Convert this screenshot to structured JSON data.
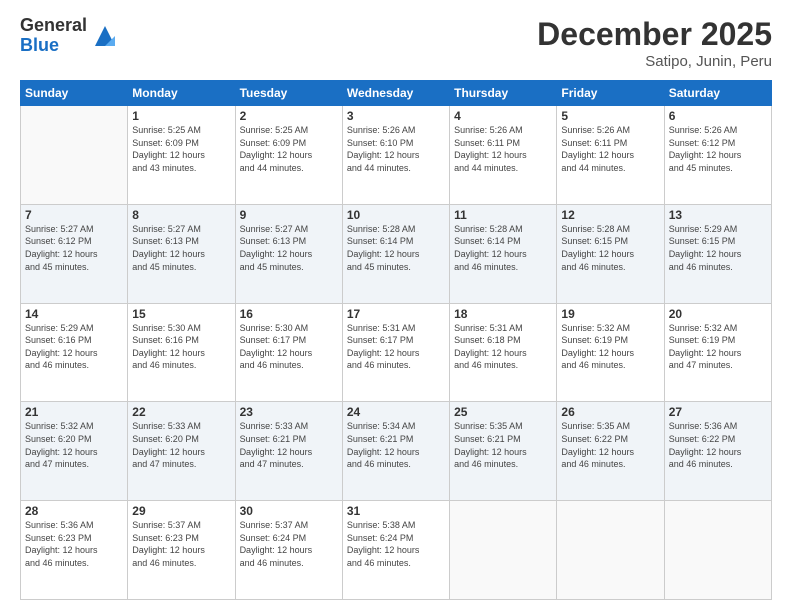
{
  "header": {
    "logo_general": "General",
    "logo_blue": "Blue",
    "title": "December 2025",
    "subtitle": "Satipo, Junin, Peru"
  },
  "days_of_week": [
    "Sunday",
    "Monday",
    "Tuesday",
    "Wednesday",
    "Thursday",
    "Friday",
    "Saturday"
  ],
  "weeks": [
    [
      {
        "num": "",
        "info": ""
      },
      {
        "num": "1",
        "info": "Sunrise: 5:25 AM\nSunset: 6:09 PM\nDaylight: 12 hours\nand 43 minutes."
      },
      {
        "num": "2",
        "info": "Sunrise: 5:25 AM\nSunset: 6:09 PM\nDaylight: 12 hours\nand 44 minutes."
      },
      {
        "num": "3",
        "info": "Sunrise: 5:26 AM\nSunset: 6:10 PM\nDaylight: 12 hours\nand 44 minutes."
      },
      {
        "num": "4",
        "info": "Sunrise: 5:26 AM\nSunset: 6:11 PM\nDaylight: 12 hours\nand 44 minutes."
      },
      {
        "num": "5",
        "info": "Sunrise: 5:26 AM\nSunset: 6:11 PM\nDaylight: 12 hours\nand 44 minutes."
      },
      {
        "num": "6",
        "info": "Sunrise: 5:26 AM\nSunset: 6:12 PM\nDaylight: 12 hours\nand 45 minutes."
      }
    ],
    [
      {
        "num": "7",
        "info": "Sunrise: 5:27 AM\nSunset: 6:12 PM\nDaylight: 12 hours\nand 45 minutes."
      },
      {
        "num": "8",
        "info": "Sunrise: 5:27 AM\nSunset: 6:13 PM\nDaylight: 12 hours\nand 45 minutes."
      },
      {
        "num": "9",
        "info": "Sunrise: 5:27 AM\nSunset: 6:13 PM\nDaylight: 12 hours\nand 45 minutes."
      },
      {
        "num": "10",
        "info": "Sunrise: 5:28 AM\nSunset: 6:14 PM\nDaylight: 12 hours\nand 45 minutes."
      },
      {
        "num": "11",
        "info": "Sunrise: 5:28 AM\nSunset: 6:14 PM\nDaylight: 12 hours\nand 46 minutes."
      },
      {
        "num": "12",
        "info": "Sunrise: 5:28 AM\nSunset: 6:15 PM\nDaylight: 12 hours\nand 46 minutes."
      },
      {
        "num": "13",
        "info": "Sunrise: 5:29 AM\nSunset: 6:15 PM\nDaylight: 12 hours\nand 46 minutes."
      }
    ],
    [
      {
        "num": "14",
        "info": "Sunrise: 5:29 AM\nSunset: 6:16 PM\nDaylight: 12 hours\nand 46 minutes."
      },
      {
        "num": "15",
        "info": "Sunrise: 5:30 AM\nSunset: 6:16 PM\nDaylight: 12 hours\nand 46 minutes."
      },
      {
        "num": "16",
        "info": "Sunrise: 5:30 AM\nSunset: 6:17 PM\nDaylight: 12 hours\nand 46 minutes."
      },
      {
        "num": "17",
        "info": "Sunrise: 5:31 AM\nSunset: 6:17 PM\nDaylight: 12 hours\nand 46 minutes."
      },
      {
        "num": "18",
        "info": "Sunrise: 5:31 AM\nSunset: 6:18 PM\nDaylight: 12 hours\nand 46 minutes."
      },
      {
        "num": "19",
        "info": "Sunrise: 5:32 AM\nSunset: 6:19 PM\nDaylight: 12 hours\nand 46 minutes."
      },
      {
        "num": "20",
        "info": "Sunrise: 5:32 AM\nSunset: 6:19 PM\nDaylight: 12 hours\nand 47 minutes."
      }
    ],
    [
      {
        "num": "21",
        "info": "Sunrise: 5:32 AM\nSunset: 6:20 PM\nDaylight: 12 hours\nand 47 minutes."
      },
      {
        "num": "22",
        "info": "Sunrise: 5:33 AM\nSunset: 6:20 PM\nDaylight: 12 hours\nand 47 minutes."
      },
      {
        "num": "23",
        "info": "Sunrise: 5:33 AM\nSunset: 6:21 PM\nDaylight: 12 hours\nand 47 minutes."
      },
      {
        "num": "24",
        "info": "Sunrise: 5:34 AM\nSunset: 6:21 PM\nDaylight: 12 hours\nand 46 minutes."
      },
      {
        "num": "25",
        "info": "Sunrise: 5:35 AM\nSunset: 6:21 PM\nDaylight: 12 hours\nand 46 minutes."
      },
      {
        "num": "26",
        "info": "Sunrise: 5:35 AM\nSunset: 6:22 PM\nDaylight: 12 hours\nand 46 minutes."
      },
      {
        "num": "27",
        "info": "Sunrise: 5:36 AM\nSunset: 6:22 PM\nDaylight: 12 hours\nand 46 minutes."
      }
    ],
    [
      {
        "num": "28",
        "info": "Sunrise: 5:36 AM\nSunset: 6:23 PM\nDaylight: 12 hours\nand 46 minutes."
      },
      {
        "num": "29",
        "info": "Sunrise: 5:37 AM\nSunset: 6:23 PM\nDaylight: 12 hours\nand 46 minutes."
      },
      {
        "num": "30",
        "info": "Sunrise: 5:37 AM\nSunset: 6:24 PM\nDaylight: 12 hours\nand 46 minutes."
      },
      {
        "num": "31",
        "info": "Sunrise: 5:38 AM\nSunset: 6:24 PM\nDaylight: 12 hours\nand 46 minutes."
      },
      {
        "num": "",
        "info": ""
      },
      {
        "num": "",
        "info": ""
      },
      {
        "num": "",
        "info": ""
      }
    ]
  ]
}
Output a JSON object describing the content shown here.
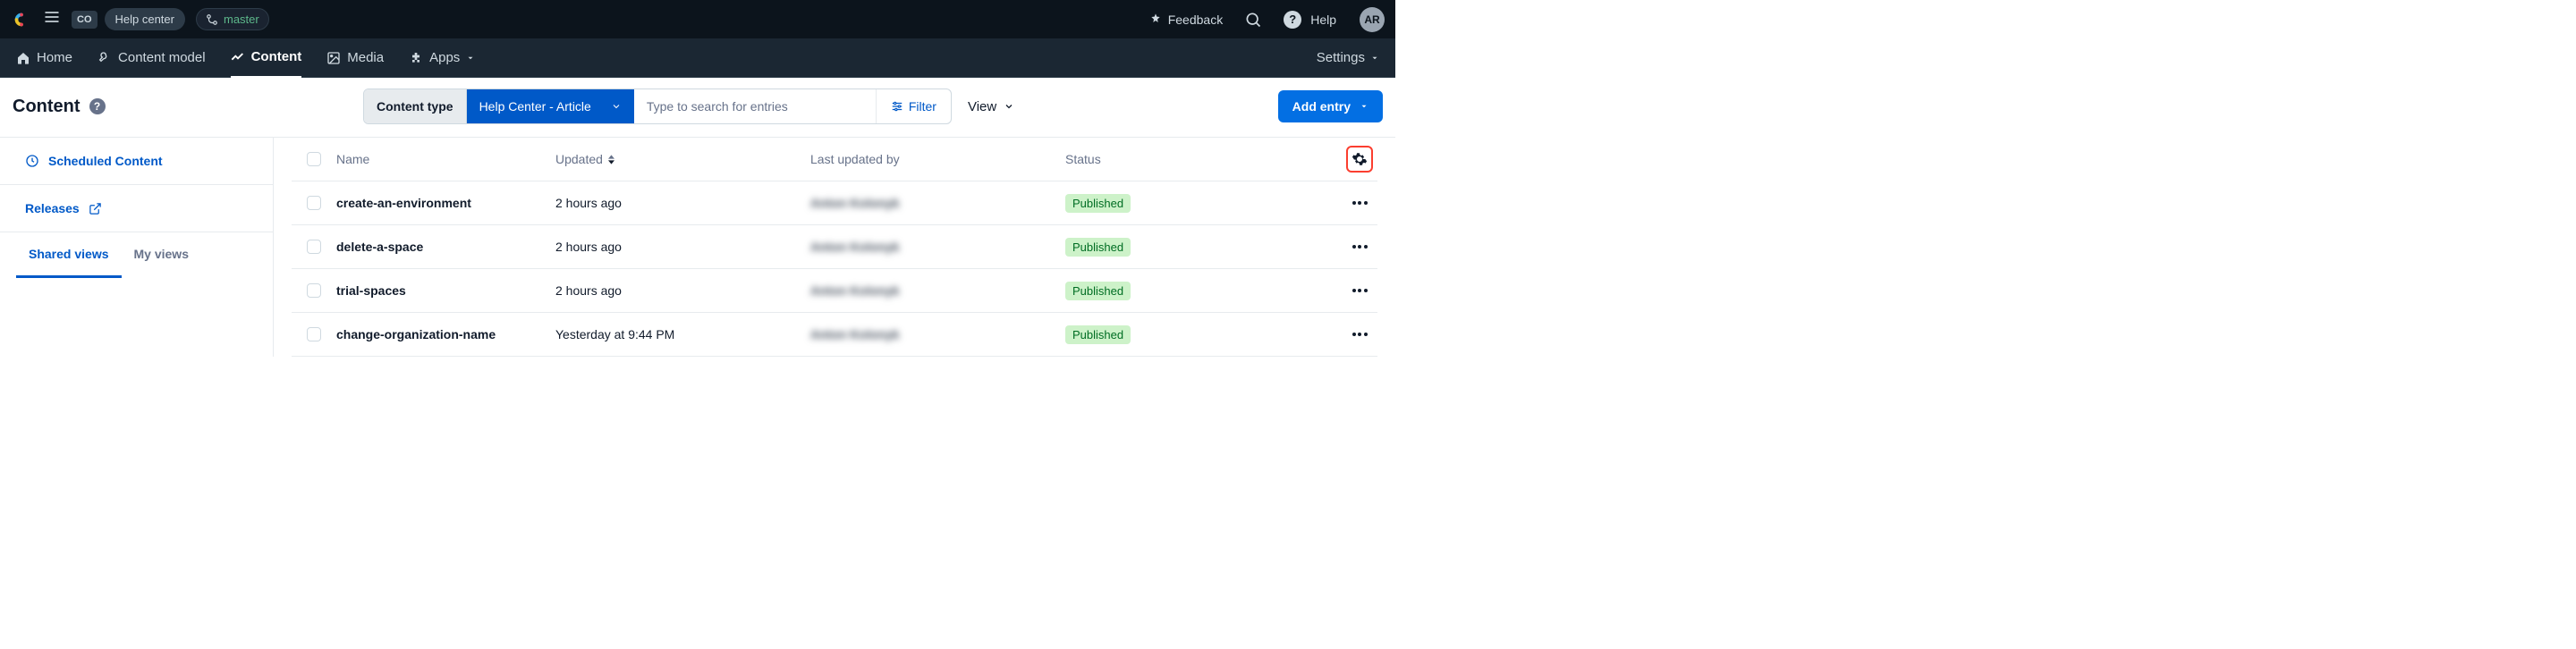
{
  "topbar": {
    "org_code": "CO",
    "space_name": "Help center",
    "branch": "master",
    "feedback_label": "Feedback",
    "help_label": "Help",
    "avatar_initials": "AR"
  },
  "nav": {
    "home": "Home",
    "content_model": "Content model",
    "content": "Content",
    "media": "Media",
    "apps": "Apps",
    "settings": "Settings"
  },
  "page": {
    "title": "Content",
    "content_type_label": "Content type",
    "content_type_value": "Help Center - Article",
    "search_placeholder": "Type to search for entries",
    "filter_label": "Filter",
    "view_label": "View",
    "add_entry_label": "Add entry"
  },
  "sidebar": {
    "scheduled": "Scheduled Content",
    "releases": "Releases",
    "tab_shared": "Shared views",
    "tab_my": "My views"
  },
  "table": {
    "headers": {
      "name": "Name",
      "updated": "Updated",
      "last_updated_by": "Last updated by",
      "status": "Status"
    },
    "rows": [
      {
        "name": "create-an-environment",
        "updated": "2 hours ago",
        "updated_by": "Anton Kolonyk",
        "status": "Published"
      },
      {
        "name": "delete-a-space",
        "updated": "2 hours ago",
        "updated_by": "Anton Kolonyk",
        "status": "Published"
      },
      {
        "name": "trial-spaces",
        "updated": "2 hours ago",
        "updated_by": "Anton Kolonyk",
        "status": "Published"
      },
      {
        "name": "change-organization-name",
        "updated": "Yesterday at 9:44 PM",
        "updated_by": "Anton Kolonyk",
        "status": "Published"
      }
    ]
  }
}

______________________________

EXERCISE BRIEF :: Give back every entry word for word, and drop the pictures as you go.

REPLY TO THE EXERCISE ::
Convert this screenshot to structured JSON data.
{
  "header": {
    "logo_general": "General",
    "logo_blue": "Blue",
    "title": "December 2025",
    "subtitle": "Satipo, Junin, Peru"
  },
  "days_of_week": [
    "Sunday",
    "Monday",
    "Tuesday",
    "Wednesday",
    "Thursday",
    "Friday",
    "Saturday"
  ],
  "weeks": [
    [
      {
        "num": "",
        "info": ""
      },
      {
        "num": "1",
        "info": "Sunrise: 5:25 AM\nSunset: 6:09 PM\nDaylight: 12 hours\nand 43 minutes."
      },
      {
        "num": "2",
        "info": "Sunrise: 5:25 AM\nSunset: 6:09 PM\nDaylight: 12 hours\nand 44 minutes."
      },
      {
        "num": "3",
        "info": "Sunrise: 5:26 AM\nSunset: 6:10 PM\nDaylight: 12 hours\nand 44 minutes."
      },
      {
        "num": "4",
        "info": "Sunrise: 5:26 AM\nSunset: 6:11 PM\nDaylight: 12 hours\nand 44 minutes."
      },
      {
        "num": "5",
        "info": "Sunrise: 5:26 AM\nSunset: 6:11 PM\nDaylight: 12 hours\nand 44 minutes."
      },
      {
        "num": "6",
        "info": "Sunrise: 5:26 AM\nSunset: 6:12 PM\nDaylight: 12 hours\nand 45 minutes."
      }
    ],
    [
      {
        "num": "7",
        "info": "Sunrise: 5:27 AM\nSunset: 6:12 PM\nDaylight: 12 hours\nand 45 minutes."
      },
      {
        "num": "8",
        "info": "Sunrise: 5:27 AM\nSunset: 6:13 PM\nDaylight: 12 hours\nand 45 minutes."
      },
      {
        "num": "9",
        "info": "Sunrise: 5:27 AM\nSunset: 6:13 PM\nDaylight: 12 hours\nand 45 minutes."
      },
      {
        "num": "10",
        "info": "Sunrise: 5:28 AM\nSunset: 6:14 PM\nDaylight: 12 hours\nand 45 minutes."
      },
      {
        "num": "11",
        "info": "Sunrise: 5:28 AM\nSunset: 6:14 PM\nDaylight: 12 hours\nand 46 minutes."
      },
      {
        "num": "12",
        "info": "Sunrise: 5:28 AM\nSunset: 6:15 PM\nDaylight: 12 hours\nand 46 minutes."
      },
      {
        "num": "13",
        "info": "Sunrise: 5:29 AM\nSunset: 6:15 PM\nDaylight: 12 hours\nand 46 minutes."
      }
    ],
    [
      {
        "num": "14",
        "info": "Sunrise: 5:29 AM\nSunset: 6:16 PM\nDaylight: 12 hours\nand 46 minutes."
      },
      {
        "num": "15",
        "info": "Sunrise: 5:30 AM\nSunset: 6:16 PM\nDaylight: 12 hours\nand 46 minutes."
      },
      {
        "num": "16",
        "info": "Sunrise: 5:30 AM\nSunset: 6:17 PM\nDaylight: 12 hours\nand 46 minutes."
      },
      {
        "num": "17",
        "info": "Sunrise: 5:31 AM\nSunset: 6:17 PM\nDaylight: 12 hours\nand 46 minutes."
      },
      {
        "num": "18",
        "info": "Sunrise: 5:31 AM\nSunset: 6:18 PM\nDaylight: 12 hours\nand 46 minutes."
      },
      {
        "num": "19",
        "info": "Sunrise: 5:32 AM\nSunset: 6:19 PM\nDaylight: 12 hours\nand 46 minutes."
      },
      {
        "num": "20",
        "info": "Sunrise: 5:32 AM\nSunset: 6:19 PM\nDaylight: 12 hours\nand 47 minutes."
      }
    ],
    [
      {
        "num": "21",
        "info": "Sunrise: 5:32 AM\nSunset: 6:20 PM\nDaylight: 12 hours\nand 47 minutes."
      },
      {
        "num": "22",
        "info": "Sunrise: 5:33 AM\nSunset: 6:20 PM\nDaylight: 12 hours\nand 47 minutes."
      },
      {
        "num": "23",
        "info": "Sunrise: 5:33 AM\nSunset: 6:21 PM\nDaylight: 12 hours\nand 47 minutes."
      },
      {
        "num": "24",
        "info": "Sunrise: 5:34 AM\nSunset: 6:21 PM\nDaylight: 12 hours\nand 46 minutes."
      },
      {
        "num": "25",
        "info": "Sunrise: 5:35 AM\nSunset: 6:21 PM\nDaylight: 12 hours\nand 46 minutes."
      },
      {
        "num": "26",
        "info": "Sunrise: 5:35 AM\nSunset: 6:22 PM\nDaylight: 12 hours\nand 46 minutes."
      },
      {
        "num": "27",
        "info": "Sunrise: 5:36 AM\nSunset: 6:22 PM\nDaylight: 12 hours\nand 46 minutes."
      }
    ],
    [
      {
        "num": "28",
        "info": "Sunrise: 5:36 AM\nSunset: 6:23 PM\nDaylight: 12 hours\nand 46 minutes."
      },
      {
        "num": "29",
        "info": "Sunrise: 5:37 AM\nSunset: 6:23 PM\nDaylight: 12 hours\nand 46 minutes."
      },
      {
        "num": "30",
        "info": "Sunrise: 5:37 AM\nSunset: 6:24 PM\nDaylight: 12 hours\nand 46 minutes."
      },
      {
        "num": "31",
        "info": "Sunrise: 5:38 AM\nSunset: 6:24 PM\nDaylight: 12 hours\nand 46 minutes."
      },
      {
        "num": "",
        "info": ""
      },
      {
        "num": "",
        "info": ""
      },
      {
        "num": "",
        "info": ""
      }
    ]
  ]
}
Output a JSON object describing the content shown here.
{
  "topbar": {
    "org_code": "CO",
    "space_name": "Help center",
    "branch": "master",
    "feedback_label": "Feedback",
    "help_label": "Help",
    "avatar_initials": "AR"
  },
  "nav": {
    "home": "Home",
    "content_model": "Content model",
    "content": "Content",
    "media": "Media",
    "apps": "Apps",
    "settings": "Settings"
  },
  "page": {
    "title": "Content",
    "content_type_label": "Content type",
    "content_type_value": "Help Center - Article",
    "search_placeholder": "Type to search for entries",
    "filter_label": "Filter",
    "view_label": "View",
    "add_entry_label": "Add entry"
  },
  "sidebar": {
    "scheduled": "Scheduled Content",
    "releases": "Releases",
    "tab_shared": "Shared views",
    "tab_my": "My views"
  },
  "table": {
    "headers": {
      "name": "Name",
      "updated": "Updated",
      "last_updated_by": "Last updated by",
      "status": "Status"
    },
    "rows": [
      {
        "name": "create-an-environment",
        "updated": "2 hours ago",
        "updated_by": "Anton Kolonyk",
        "status": "Published"
      },
      {
        "name": "delete-a-space",
        "updated": "2 hours ago",
        "updated_by": "Anton Kolonyk",
        "status": "Published"
      },
      {
        "name": "trial-spaces",
        "updated": "2 hours ago",
        "updated_by": "Anton Kolonyk",
        "status": "Published"
      },
      {
        "name": "change-organization-name",
        "updated": "Yesterday at 9:44 PM",
        "updated_by": "Anton Kolonyk",
        "status": "Published"
      }
    ]
  }
}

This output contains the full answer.